Conditions of cultural citizenship: intersections of gender, race and age in public debates on family migration
Horsti, K., & Pellander, S. (2015). Conditions of cultural citizenship: intersections of gender, race and age in public debates on family migration. Citizenship Studies, 19 (6-7), 751-767. doi:10.1080/13621025.2015.1008998
Published inCitizenship Studies
© 2015 Taylor & Francis. This is a final draft version of an article whose final and definitive form has been published by Taylor & Francis (Routledge). Published in this repository with the kind permission of the publisher.

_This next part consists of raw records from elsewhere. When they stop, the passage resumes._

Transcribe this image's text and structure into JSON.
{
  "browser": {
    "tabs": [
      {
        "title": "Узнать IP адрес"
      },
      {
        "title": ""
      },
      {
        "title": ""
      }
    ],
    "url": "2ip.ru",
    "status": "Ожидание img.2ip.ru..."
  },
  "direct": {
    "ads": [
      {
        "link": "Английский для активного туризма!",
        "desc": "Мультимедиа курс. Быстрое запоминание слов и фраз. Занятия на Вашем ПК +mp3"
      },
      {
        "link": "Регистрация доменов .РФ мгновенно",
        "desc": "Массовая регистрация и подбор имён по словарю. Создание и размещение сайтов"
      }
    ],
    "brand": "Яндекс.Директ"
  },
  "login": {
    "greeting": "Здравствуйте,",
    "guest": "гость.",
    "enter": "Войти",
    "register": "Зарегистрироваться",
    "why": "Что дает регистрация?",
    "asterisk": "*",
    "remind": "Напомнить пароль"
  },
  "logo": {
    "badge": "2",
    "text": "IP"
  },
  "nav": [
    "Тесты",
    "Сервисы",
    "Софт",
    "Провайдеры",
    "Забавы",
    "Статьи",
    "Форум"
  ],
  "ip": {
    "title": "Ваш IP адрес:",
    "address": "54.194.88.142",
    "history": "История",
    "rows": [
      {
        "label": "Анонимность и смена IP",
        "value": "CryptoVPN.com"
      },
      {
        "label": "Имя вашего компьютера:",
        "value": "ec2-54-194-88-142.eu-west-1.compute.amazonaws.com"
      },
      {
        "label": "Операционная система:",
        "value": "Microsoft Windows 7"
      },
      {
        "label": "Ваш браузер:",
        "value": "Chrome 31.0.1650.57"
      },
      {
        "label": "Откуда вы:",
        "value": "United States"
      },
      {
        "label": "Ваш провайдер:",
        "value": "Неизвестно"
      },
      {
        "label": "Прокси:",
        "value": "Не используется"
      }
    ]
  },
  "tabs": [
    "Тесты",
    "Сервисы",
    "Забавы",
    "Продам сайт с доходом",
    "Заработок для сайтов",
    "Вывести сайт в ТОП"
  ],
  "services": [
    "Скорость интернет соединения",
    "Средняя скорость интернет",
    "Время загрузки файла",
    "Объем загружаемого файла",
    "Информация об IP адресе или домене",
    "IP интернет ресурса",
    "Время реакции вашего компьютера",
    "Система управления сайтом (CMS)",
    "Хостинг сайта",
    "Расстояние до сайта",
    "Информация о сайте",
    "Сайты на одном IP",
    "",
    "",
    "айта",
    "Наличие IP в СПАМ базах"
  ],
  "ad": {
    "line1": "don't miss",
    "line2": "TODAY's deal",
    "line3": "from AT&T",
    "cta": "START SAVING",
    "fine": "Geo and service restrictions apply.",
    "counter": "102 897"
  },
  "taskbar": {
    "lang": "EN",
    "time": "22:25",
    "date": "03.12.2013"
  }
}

This article analyses problem framings in public debates on family migration in Finland. The study focuses on the less-examined category of age and how it intersects with gender, race and religion. We examine the discursive context within which parliamentarians and the media negotiate questions of migration policies, belonging and citizenship. Our analysis identifies problem framings by combining frame analysis with the ‘What is the problem represented to be?’ approach, which understands policies as problematizations. We found that the debates held up the rather common notion of vulnerable women and children as groups that tighter family migration policies protect. The debates excluded certain racialized migrant families from cultural citizenship. Simultaneously, however, the public debate ‘whitewashed’ other families to make them suitable for inclusion. Here, the right to care for elderly family members played a central part in negotiations over cultural citizenship.